## The task
Which lines below contain the word "name"? Copy each of them.

## Web page and app entries
+ + + + +

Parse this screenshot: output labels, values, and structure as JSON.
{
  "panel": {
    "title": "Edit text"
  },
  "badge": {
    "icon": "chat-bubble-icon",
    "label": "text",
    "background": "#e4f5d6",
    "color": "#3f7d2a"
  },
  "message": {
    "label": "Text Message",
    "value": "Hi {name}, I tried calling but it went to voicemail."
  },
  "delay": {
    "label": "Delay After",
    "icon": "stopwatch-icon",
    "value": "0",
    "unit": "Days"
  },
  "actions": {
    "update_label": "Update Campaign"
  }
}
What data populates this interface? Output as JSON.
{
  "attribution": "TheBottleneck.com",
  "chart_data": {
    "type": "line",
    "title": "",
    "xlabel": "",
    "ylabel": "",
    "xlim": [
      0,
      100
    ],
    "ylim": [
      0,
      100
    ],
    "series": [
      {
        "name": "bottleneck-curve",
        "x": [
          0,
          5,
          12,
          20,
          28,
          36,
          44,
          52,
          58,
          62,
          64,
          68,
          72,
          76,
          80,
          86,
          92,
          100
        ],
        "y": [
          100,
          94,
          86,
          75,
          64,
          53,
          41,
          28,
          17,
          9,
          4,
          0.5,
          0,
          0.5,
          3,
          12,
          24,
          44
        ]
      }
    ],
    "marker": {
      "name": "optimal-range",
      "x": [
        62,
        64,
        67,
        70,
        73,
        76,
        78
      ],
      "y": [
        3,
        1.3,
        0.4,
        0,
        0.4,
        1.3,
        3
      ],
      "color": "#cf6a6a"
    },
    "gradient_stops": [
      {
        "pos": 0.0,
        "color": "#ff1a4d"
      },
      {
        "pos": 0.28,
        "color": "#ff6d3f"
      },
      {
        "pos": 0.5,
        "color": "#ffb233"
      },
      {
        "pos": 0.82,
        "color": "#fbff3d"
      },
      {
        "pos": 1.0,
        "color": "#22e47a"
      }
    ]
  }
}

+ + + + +

## Solution for this problem
    "value": "Hi {name}, I tried calling but it went to voicemail."
        "name": "bottleneck-curve",
      "name": "optimal-range",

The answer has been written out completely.